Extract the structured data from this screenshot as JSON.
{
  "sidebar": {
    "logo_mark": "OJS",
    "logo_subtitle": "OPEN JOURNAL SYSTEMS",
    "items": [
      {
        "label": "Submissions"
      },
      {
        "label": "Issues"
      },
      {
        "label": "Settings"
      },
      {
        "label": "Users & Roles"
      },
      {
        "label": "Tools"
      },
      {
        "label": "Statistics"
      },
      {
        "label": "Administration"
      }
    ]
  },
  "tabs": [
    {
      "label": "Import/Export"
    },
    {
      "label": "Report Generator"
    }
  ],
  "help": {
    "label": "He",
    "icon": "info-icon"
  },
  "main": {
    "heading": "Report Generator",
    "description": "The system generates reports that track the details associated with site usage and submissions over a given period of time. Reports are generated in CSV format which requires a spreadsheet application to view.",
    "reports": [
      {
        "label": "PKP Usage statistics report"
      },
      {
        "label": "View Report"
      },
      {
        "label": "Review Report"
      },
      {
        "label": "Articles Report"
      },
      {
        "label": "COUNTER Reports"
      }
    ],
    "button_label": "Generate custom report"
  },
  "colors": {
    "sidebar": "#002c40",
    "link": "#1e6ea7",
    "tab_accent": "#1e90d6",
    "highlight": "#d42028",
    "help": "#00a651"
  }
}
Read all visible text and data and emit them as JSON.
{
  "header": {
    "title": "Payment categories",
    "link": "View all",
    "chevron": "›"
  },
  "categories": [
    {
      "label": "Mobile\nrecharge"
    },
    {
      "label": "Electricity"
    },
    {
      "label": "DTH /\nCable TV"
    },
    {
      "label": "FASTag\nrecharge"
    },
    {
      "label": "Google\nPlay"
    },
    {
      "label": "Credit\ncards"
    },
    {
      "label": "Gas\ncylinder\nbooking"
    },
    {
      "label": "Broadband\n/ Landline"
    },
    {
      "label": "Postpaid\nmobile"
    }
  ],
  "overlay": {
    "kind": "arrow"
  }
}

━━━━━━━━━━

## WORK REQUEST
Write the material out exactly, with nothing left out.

## RESULT FOR THIS EXERCISE
Extract the structured data from this screenshot as JSON.
{
  "sidebar": {
    "logo_mark": "OJS",
    "logo_subtitle": "OPEN JOURNAL SYSTEMS",
    "items": [
      {
        "label": "Submissions"
      },
      {
        "label": "Issues"
      },
      {
        "label": "Settings"
      },
      {
        "label": "Users & Roles"
      },
      {
        "label": "Tools"
      },
      {
        "label": "Statistics"
      },
      {
        "label": "Administration"
      }
    ]
  },
  "tabs": [
    {
      "label": "Import/Export"
    },
    {
      "label": "Report Generator"
    }
  ],
  "help": {
    "label": "He",
    "icon": "info-icon"
  },
  "main": {
    "heading": "Report Generator",
    "description": "The system generates reports that track the details associated with site usage and submissions over a given period of time. Reports are generated in CSV format which requires a spreadsheet application to view.",
    "reports": [
      {
        "label": "PKP Usage statistics report"
      },
      {
        "label": "View Report"
      },
      {
        "label": "Review Report"
      },
      {
        "label": "Articles Report"
      },
      {
        "label": "COUNTER Reports"
      }
    ],
    "button_label": "Generate custom report"
  },
  "colors": {
    "sidebar": "#002c40",
    "link": "#1e6ea7",
    "tab_accent": "#1e90d6",
    "highlight": "#d42028",
    "help": "#00a651"
  }
}
Read all visible text and data and emit them as JSON.
{
  "header": {
    "title": "Payment categories",
    "link": "View all",
    "chevron": "›"
  },
  "categories": [
    {
      "label": "Mobile\nrecharge"
    },
    {
      "label": "Electricity"
    },
    {
      "label": "DTH /\nCable TV"
    },
    {
      "label": "FASTag\nrecharge"
    },
    {
      "label": "Google\nPlay"
    },
    {
      "label": "Credit\ncards"
    },
    {
      "label": "Gas\ncylinder\nbooking"
    },
    {
      "label": "Broadband\n/ Landline"
    },
    {
      "label": "Postpaid\nmobile"
    }
  ],
  "overlay": {
    "kind": "arrow"
  }
}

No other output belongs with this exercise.